(Who has time for creative post titles during NaNoWriMo? Not me!) Novel word count at start of day 8: 13,040.
In week one, I learned lots of lessons from National Novel Writing Month. Here in week two I’ve learned plenty more (continuing the list):
7. You make time for what’s important to you. Do I have three free hours a day to write? No, I generally do not. But can I cut out watching (as much) television? Yes. Can I steal half an hour to write in my car while I wait to pick up my daughter from gymnastics? Yes. Can I steal another hour to write on a park bench while my youngest plays at the park across the street from her sisters’ tennis lessons? Yes. Can I throw a 15-minute meal in the crock pot on low and save 30 minutes cooking dinner later? Yes. Voilà! Three hours.
8. Procrastination never feels as good as hitting your word count for the day. All things I have done to procrastinate writing: uploaded family photos and created our family holiday card; paid bills; sorted laundry; loaded the dishwasher; written a blog post (ahem). Did all of those need to be done? Well, yes, at some point. They’re certainly productive. But did they need to come before writing that day? No. It’s okay to be flexible (and sometimes guilt is a good motivator) but it feels a million times better to knock out the writing first and reward yourself with other things later. (I’m not sure the privilege of doing laundry and loading the dishwasher is a “reward” but you know what I mean!)
9. You will lose track of time. That is a good thing. You know you’re in the “writing zone” when you look up at the clock and realize an hour has passed when you could swear it only had been five minutes. I have to set alarms (I’m talking multiple alarms: stove, cellphone) to remember to pick up my kids at school on time. You might even lose days. One day it was Halloween and the next day it was November 8. True story.
10. You will lose sleep. That is not a good thing. Even if you don’t stay up late writing (but you will), your brain will churn with thoughts of plot lines. You’ll dream about (not) hitting your word counts, and wake up as tired as if you hadn’t slept at all. Coffee will be your friend. Don’t be surprised if, about a week in, you finally crash and sleep extra hard one night, and yet wake up with an odd sort of sleep hangover, your body’s way of saying, “Oh, so that’s what sleep is! I want more!”
11. Do yourself a big favor and leave a cliffhanger at the end of the day.
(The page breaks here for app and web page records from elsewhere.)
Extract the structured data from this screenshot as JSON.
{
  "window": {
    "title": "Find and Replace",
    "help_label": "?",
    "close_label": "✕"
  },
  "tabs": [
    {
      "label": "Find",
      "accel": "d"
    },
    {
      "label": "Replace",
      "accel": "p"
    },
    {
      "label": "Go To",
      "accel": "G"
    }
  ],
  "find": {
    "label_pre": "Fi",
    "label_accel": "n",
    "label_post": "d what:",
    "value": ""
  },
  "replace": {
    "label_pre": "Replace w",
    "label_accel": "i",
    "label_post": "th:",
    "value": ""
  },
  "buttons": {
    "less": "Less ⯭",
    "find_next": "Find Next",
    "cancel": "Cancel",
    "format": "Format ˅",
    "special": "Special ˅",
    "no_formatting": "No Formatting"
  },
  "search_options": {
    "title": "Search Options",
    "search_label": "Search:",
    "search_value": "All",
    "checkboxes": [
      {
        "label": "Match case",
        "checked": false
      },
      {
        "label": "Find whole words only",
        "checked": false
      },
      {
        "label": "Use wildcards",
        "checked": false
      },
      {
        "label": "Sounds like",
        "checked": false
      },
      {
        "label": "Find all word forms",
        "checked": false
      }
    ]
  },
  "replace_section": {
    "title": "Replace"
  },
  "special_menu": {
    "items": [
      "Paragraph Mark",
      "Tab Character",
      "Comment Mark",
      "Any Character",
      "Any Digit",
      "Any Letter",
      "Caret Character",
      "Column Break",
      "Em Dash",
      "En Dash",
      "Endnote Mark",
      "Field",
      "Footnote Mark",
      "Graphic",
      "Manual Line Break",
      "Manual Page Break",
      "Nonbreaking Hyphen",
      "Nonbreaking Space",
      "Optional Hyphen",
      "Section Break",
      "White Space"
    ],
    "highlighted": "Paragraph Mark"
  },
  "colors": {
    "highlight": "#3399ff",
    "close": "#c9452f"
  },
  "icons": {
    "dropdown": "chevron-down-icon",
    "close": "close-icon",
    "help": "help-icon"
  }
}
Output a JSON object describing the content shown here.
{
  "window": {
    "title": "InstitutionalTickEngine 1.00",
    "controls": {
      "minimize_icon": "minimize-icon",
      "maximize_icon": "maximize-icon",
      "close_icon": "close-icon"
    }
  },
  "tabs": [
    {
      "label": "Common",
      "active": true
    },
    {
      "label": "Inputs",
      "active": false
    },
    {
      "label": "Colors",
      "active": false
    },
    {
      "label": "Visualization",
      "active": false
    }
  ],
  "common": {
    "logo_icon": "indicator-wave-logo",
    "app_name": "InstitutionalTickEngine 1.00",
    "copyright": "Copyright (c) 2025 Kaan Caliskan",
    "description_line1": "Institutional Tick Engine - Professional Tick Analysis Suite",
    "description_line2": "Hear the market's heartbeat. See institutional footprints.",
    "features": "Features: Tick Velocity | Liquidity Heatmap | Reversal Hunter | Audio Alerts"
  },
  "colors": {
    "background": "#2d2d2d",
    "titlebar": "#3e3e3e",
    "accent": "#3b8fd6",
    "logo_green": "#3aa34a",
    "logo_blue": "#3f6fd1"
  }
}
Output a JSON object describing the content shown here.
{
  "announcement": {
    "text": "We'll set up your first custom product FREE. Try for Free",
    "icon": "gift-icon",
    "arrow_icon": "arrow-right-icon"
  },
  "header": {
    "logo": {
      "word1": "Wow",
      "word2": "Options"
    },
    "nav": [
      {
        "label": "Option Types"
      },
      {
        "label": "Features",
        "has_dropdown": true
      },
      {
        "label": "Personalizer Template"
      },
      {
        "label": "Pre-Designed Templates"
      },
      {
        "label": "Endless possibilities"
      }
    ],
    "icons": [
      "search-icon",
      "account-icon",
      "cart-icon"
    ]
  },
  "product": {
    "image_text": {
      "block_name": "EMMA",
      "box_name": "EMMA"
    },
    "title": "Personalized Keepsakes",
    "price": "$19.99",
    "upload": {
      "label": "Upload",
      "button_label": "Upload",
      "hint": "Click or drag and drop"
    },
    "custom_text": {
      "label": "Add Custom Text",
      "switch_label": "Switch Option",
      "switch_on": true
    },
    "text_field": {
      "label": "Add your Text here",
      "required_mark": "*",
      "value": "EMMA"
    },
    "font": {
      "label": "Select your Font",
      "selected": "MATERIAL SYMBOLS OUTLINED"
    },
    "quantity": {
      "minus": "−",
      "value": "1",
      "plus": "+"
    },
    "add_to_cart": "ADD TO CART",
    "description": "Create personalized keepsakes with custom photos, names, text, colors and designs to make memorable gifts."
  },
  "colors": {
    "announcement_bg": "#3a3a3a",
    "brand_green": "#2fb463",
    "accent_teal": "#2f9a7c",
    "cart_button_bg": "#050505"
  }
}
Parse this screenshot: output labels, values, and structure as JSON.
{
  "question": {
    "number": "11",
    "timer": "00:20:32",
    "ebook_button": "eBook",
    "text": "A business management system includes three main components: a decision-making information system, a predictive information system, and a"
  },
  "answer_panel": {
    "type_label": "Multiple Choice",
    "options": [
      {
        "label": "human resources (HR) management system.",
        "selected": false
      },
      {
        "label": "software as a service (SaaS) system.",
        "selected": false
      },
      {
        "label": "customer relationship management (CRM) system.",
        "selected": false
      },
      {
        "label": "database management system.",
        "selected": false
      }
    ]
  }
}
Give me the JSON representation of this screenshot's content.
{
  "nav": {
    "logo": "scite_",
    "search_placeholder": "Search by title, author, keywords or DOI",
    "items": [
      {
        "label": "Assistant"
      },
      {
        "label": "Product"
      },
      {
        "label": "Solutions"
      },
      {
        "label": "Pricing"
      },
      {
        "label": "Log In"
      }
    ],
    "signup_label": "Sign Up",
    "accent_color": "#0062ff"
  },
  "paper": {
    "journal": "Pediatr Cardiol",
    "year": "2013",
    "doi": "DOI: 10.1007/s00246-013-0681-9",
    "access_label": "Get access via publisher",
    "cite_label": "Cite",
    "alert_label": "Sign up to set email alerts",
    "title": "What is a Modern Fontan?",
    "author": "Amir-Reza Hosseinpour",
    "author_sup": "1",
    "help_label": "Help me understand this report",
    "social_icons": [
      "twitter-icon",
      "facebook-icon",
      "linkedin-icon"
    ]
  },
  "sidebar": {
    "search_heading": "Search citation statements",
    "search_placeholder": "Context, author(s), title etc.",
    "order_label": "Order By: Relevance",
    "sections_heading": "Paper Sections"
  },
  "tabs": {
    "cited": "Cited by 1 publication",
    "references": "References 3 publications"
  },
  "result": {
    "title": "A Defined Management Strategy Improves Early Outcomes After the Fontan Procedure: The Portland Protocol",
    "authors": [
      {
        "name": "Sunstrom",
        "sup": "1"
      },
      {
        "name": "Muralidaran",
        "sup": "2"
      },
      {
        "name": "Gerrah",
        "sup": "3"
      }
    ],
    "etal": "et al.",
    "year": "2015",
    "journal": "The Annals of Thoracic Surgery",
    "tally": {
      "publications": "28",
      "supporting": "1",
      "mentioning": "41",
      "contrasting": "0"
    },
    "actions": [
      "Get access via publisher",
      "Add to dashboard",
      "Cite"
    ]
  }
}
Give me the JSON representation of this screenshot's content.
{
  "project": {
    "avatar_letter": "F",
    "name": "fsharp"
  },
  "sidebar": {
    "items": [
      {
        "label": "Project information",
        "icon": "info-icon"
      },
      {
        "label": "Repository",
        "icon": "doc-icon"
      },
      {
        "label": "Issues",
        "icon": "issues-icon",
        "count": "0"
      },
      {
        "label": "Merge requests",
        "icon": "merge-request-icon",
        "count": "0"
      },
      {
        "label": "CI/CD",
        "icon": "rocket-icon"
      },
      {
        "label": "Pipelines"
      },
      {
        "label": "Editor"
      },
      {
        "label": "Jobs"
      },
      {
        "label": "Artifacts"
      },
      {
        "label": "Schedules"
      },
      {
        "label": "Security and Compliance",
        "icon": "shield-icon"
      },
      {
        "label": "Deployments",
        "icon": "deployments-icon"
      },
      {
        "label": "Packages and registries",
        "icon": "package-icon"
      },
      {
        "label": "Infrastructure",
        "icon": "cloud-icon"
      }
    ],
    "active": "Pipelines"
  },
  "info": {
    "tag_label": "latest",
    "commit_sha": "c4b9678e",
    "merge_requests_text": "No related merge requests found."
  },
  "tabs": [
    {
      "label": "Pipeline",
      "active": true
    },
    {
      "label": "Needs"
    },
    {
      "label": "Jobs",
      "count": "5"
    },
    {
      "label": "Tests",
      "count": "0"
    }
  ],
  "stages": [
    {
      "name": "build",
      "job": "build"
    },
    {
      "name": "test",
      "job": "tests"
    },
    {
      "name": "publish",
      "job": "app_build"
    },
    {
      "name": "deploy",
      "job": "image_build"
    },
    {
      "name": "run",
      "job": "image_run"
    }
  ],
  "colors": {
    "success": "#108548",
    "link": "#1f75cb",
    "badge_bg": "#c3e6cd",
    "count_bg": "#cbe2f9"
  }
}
What do I mean by cliffhanger? Leave yourself a clear jumping-off point for the next day. Taking a precious few extra minutes to outline the next piece of the plot will save you several agonizing minutes of writer’s block the next day. Write that one scene today of course, but leave yourself an unfinished thread as a starting point for tomorrow’s writing. You could even stop writing in the middle of a
(Hahahaha…. I crack myself up. Forgive me. It’s the sleep deprivation.)